» ABOUT THIS EXERCISE: Starting with the line with "Convert this screenshot" in the entries below and going on through the line with "Serialize everything readable", output every line exactly and nothing more. No pictures.

□ □ □ □ □ □ □

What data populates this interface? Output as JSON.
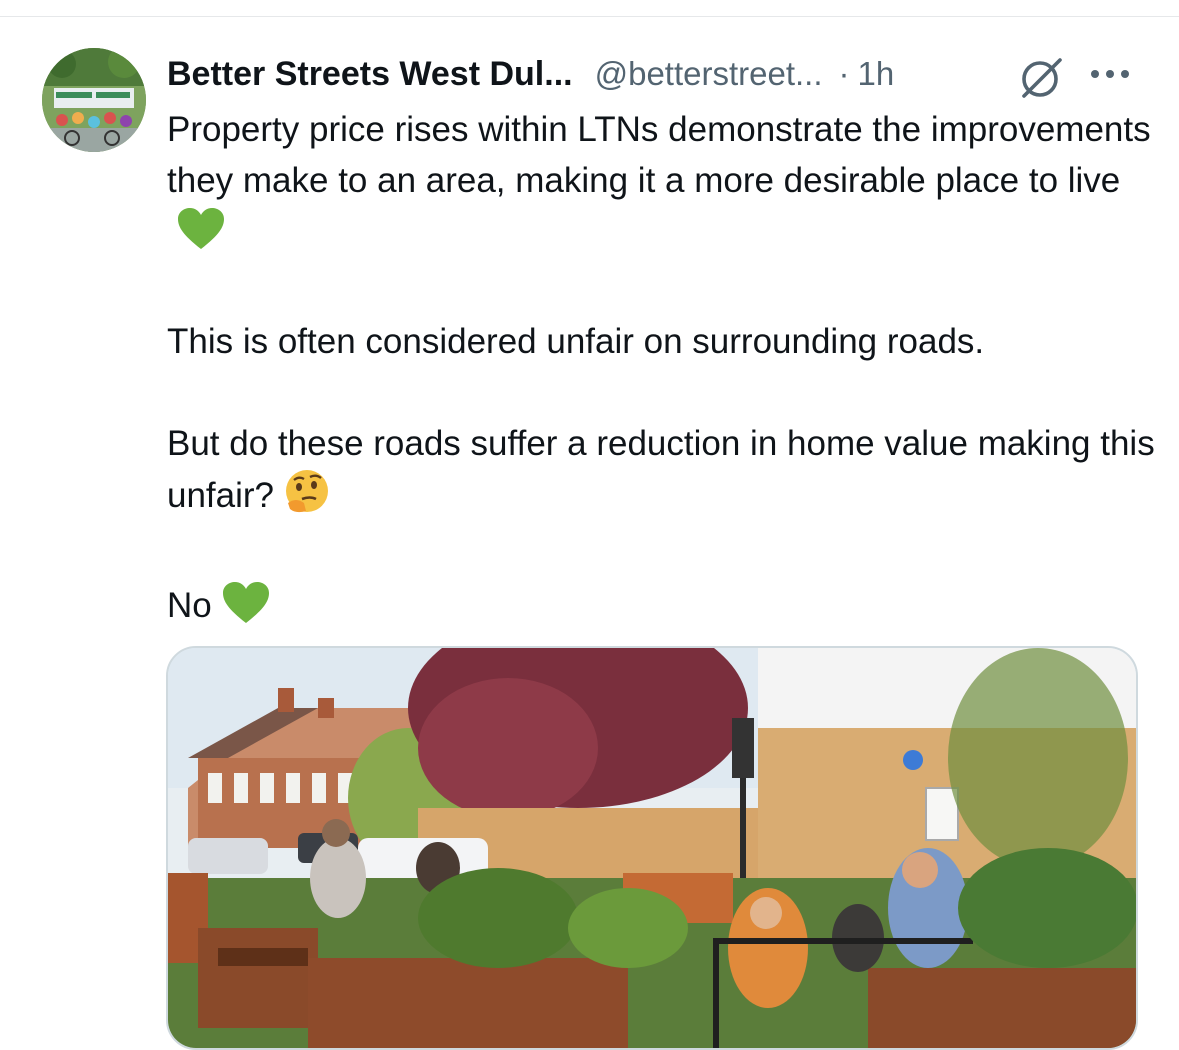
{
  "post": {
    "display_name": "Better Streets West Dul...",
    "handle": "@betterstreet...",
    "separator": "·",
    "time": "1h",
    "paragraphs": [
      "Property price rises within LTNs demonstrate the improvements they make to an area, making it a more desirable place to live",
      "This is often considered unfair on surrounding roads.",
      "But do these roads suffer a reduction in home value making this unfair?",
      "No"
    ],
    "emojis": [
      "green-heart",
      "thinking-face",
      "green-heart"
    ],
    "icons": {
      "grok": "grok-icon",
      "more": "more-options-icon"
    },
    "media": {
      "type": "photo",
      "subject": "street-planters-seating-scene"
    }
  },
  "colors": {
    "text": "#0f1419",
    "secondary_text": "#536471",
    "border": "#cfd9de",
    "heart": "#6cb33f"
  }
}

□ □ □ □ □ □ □

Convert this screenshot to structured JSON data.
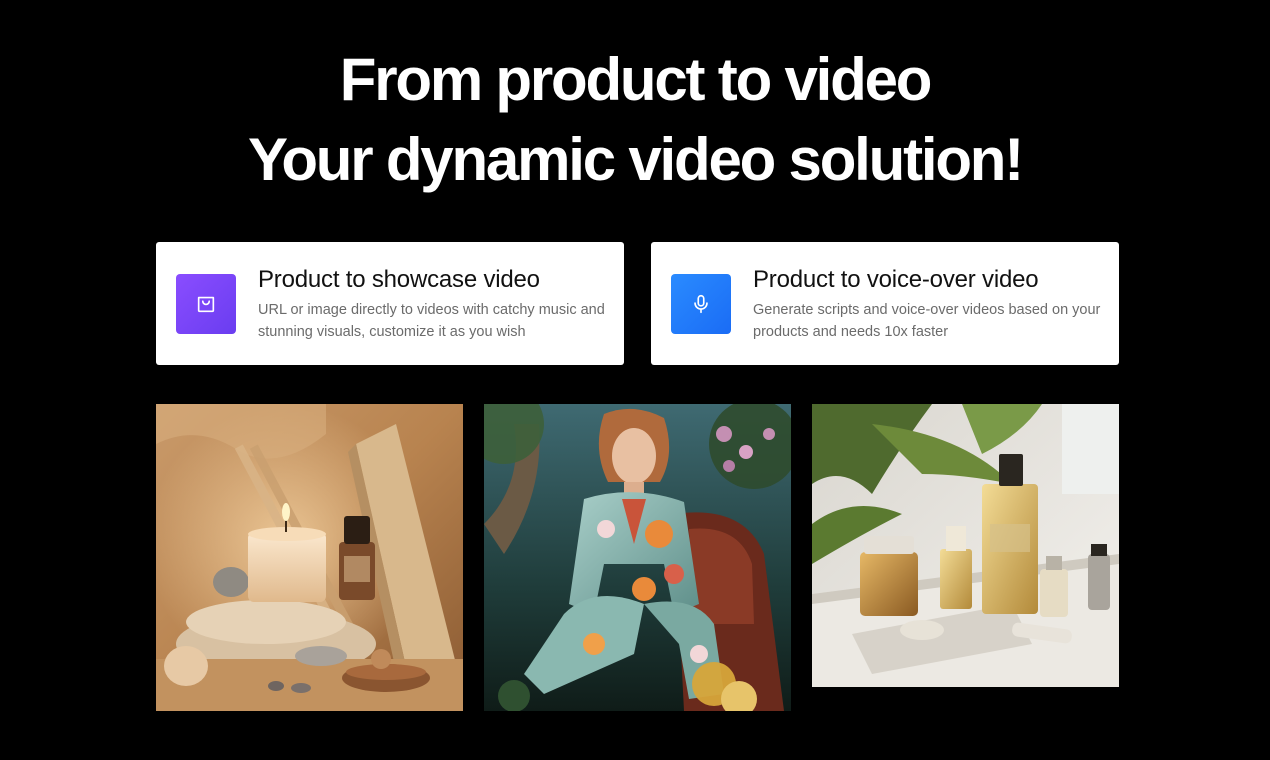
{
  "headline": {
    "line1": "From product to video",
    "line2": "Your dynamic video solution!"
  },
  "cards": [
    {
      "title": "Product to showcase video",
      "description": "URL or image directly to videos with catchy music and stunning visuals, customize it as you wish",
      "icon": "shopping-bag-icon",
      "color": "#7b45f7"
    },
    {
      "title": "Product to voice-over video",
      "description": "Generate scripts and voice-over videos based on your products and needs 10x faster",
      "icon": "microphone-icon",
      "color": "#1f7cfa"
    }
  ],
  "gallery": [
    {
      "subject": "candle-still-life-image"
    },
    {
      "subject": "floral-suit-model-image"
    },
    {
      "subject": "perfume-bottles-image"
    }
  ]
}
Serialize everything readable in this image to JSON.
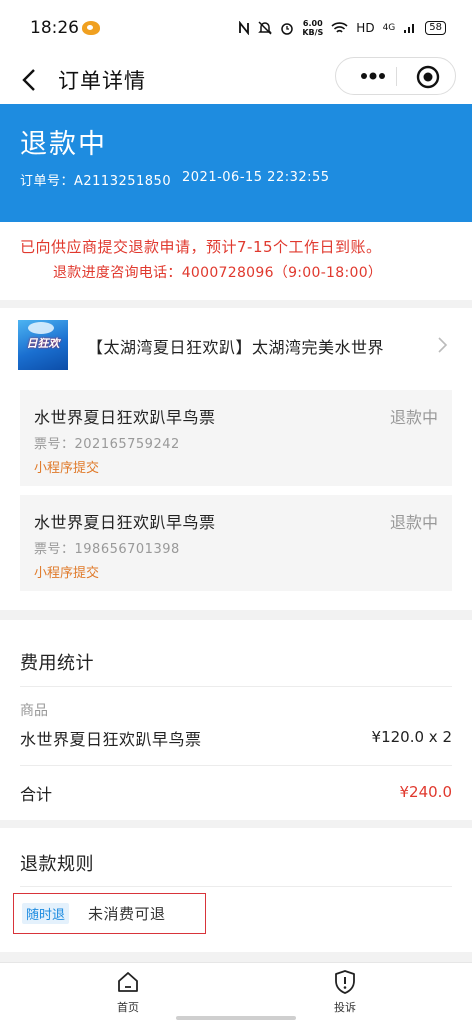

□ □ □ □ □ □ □

» RESPONSE AREA:
Convert this screenshot to structured JSON data.
{
  "headline": {
    "line1": "From product to video",
    "line2": "Your dynamic video solution!"
  },
  "cards": [
    {
      "title": "Product to showcase video",
      "description": "URL or image directly to videos with catchy music and stunning visuals, customize it as you wish",
      "icon": "shopping-bag-icon",
      "color": "#7b45f7"
    },
    {
      "title": "Product to voice-over video",
      "description": "Generate scripts and voice-over videos based on your products and needs 10x faster",
      "icon": "microphone-icon",
      "color": "#1f7cfa"
    }
  ],
  "gallery": [
    {
      "subject": "candle-still-life-image"
    },
    {
      "subject": "floral-suit-model-image"
    },
    {
      "subject": "perfume-bottles-image"
    }
  ]
}
Serialize everything readable in this image to JSON.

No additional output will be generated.